The actors, regulars in the independent movie scene, make up a wonderful ensemble. Leading them is Raul Arellano who makes a deteriorating mind look normal, if a bit disturbing at times, he is self-absorbed and high-strung, reminiscent of De Niro’s Travis Bickle. When he breaks down before surprised bystanders, a security guard tells him, “Pahinga ka muna, pagod lang ‘yan.” (“Give yourself a break, it’s just fatigue.”) But his weariness is profound. And it will later take him to an ultimate act of bravado.

The gang is expertly played by actors especially Raul Morit as driver of the getaway cab, and Soliman Cruz as the eventual captive and torture victim. John Arcilla as the group’s leader Crispin strikes awe. If Crispin is authoritative at all, it is only because he is talkative, a whiner and proselytizer without ideology----a bore. But in fact, they are all bumbling fools giving larceny a try. In three roles are Marissa Sue Prado----neighborhood harlot, unsympathetic clerk, and beleaguered flight attendant. The different characters partly represent Raul’s confused state of mind, and Prado is almost unrecognizable in each portrayal, truly a different character.

In handling these actors and dramatizing the moments that lead to Raul’s climactic desperate act, Red has shown that he has mastered the art of storytelling as well as the other elements that constitute brilliant, powerful cinema: striking visuals, well-calculated pacing, a surprise element like some detour into the extraordinary (in this case, the hijack), and the naturalistic and top-caliber acting by the cast.

More than this, Red has progressed a great deal as artist----enfant terrible with fascinating experimental short films in the first phase of his career, name director who continually embraces new technology in filmmaking while doing commercials and feature work that deal with history and social realities.
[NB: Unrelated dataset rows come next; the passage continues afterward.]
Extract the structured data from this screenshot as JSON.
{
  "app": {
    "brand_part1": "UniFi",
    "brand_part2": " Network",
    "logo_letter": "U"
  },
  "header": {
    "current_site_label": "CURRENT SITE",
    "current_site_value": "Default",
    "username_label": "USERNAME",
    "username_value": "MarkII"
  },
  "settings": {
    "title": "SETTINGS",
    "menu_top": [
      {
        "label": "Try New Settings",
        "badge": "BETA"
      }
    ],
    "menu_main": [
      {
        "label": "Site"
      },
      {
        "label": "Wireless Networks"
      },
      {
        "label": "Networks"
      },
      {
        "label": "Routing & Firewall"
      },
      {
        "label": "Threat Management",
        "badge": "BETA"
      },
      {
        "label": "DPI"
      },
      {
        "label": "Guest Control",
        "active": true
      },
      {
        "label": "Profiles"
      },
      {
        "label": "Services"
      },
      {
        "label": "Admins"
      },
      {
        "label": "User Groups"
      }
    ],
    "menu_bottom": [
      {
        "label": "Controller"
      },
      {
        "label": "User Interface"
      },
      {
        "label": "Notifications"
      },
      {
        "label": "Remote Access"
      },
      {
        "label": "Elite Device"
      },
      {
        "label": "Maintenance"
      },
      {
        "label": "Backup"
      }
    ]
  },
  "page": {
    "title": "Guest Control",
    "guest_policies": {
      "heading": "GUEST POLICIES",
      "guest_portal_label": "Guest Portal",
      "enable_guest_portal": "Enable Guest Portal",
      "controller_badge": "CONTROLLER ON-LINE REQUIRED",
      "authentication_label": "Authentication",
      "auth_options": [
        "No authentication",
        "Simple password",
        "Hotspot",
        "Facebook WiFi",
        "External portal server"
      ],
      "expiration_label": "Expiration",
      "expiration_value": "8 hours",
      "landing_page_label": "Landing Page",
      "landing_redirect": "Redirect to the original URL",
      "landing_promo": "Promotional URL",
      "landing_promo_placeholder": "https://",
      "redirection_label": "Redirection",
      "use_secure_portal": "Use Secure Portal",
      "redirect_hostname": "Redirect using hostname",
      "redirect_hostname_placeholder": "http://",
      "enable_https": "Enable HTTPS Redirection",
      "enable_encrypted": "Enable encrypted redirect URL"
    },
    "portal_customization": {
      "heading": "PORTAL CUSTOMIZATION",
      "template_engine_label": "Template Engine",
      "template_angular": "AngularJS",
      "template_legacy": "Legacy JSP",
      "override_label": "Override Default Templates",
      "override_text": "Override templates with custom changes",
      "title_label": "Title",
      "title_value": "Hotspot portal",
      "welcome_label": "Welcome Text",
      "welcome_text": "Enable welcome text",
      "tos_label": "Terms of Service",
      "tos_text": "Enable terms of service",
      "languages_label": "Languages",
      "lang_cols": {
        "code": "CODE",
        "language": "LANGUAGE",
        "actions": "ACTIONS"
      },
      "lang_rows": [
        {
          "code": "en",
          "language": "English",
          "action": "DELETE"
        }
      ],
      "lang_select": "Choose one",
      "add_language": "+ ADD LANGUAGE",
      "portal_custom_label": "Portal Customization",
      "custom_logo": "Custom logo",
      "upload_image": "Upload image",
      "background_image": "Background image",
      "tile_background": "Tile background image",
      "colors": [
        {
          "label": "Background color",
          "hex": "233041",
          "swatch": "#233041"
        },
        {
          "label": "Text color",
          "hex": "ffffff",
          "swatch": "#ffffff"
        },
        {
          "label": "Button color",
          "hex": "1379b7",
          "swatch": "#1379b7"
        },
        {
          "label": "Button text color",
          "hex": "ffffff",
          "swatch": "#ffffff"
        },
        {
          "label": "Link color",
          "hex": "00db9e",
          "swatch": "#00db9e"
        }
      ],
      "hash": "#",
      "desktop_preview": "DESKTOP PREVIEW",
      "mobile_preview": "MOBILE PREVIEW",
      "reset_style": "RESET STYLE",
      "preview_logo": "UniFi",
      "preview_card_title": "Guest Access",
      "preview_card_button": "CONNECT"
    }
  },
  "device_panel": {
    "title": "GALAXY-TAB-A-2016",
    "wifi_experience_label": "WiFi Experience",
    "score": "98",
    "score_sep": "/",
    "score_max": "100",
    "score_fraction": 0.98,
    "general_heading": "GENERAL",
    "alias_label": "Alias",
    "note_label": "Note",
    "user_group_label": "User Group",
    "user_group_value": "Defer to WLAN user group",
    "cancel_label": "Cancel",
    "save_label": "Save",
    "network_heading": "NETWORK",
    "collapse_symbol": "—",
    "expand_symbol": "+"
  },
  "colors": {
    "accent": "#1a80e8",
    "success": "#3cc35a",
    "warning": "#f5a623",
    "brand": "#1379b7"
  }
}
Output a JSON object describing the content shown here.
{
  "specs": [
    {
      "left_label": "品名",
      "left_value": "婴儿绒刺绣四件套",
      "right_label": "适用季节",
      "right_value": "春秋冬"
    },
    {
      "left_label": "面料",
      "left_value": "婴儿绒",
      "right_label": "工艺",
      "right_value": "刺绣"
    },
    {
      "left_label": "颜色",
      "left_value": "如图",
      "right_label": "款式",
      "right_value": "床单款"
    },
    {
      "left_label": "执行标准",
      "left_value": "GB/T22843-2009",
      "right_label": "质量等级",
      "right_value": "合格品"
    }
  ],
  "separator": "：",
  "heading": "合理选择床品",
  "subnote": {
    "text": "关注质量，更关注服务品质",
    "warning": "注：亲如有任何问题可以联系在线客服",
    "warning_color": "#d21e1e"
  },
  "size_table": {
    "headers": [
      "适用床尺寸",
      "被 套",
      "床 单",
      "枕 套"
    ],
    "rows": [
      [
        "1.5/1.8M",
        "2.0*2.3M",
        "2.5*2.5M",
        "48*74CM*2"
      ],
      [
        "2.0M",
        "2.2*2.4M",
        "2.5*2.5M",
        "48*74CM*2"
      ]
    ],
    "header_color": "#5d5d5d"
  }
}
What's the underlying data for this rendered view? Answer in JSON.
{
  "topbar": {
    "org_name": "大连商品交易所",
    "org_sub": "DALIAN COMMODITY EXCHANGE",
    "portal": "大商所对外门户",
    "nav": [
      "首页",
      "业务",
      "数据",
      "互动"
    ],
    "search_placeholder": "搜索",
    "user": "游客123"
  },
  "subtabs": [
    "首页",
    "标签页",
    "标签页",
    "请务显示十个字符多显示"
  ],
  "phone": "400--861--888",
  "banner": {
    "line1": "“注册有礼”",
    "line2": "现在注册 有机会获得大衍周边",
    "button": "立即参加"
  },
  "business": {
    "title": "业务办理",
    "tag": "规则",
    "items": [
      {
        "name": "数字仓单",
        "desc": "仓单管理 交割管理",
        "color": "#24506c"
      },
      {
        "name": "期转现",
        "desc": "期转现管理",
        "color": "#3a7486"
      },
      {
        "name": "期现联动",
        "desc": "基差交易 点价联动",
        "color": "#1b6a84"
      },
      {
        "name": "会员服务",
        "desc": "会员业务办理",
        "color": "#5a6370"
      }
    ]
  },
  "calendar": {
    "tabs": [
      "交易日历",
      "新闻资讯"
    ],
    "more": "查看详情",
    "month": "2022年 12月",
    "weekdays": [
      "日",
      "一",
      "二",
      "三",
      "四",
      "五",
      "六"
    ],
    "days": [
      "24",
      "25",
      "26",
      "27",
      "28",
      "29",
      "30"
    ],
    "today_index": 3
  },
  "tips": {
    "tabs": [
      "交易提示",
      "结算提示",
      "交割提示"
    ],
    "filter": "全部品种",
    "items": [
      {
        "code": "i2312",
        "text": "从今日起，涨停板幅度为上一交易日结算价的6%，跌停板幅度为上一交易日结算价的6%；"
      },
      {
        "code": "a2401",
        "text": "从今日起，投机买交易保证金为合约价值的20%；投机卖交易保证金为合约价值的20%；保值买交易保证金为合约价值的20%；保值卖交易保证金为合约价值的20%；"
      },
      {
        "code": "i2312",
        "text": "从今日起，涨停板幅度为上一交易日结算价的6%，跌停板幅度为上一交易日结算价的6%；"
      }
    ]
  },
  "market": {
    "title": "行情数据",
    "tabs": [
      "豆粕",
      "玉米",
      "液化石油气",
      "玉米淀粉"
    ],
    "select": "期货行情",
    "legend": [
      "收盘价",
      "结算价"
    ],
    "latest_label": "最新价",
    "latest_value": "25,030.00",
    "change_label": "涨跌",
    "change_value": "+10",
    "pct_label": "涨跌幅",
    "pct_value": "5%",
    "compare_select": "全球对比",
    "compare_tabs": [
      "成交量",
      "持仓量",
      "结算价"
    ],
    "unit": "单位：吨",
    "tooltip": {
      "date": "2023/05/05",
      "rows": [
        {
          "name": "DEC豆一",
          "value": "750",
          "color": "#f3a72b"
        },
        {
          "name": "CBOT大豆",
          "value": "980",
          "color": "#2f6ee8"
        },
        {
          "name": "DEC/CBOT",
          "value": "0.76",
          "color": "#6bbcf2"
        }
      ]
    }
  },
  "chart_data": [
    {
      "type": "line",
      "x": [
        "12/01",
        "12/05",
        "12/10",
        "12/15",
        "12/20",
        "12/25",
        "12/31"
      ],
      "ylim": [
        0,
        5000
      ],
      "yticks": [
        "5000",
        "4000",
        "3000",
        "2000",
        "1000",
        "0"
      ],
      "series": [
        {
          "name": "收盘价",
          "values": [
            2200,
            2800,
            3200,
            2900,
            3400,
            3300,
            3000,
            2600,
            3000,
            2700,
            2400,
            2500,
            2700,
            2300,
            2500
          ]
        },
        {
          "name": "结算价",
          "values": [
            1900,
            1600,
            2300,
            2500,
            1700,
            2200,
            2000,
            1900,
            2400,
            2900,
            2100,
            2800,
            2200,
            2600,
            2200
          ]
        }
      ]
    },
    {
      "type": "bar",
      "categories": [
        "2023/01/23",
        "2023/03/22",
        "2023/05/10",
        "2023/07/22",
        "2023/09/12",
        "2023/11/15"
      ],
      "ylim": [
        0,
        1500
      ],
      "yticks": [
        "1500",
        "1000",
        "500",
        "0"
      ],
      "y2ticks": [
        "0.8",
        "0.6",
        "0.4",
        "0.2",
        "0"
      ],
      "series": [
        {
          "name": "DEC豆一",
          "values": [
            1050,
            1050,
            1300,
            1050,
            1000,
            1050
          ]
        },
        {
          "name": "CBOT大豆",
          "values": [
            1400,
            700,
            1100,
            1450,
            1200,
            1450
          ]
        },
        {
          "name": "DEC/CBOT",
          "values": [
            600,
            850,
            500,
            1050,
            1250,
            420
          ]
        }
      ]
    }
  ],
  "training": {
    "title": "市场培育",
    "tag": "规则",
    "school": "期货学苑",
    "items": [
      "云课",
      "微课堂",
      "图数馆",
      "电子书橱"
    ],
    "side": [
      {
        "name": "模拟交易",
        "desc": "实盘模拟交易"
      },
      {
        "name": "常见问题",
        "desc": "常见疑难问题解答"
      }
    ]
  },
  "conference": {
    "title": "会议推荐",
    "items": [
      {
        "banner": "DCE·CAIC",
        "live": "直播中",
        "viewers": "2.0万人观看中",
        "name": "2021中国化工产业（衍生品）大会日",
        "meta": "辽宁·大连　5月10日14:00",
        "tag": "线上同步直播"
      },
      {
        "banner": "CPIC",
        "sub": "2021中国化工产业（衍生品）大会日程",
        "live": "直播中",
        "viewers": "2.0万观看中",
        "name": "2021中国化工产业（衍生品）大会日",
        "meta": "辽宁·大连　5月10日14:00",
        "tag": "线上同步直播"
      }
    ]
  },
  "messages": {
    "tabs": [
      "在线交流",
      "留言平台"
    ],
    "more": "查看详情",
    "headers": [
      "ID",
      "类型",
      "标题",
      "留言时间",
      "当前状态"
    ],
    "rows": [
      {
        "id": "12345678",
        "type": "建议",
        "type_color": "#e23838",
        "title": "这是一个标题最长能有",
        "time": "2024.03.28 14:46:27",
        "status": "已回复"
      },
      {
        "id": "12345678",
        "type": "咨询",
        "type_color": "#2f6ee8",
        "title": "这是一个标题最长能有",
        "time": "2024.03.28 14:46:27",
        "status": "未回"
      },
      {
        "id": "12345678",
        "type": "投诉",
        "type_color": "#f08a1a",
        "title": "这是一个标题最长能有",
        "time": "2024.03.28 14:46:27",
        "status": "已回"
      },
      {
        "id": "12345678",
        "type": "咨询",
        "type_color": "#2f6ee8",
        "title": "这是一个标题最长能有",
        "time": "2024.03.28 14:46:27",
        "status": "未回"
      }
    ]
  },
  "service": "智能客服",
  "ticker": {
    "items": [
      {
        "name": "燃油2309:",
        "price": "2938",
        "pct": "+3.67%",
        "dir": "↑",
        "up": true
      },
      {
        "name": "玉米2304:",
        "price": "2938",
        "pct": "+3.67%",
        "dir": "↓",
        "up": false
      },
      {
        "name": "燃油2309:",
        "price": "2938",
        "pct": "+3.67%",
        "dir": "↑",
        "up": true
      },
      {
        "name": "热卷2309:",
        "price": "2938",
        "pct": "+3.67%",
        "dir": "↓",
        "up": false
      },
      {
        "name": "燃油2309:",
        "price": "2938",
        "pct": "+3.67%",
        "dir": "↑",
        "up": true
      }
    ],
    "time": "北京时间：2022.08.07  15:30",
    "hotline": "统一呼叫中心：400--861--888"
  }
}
In this second phase did he do his Cannes-winning work “Anino.”

Embarking on what could be the third, current phase of his career, Red has unraveled “Himpapawid,” his most mature and substantial work. Like his previous films, there is painterly quality to every frame but this time it serves the story well and oddly, helps make it move. There is grandeur in Red’s vast landscapes, pictorial beauty in the intimate shots, and a curious, almost elegant contrast between light and shadow. With “Himpapawid,” Red takes the local indie movement thousands of feet higher. The film soars.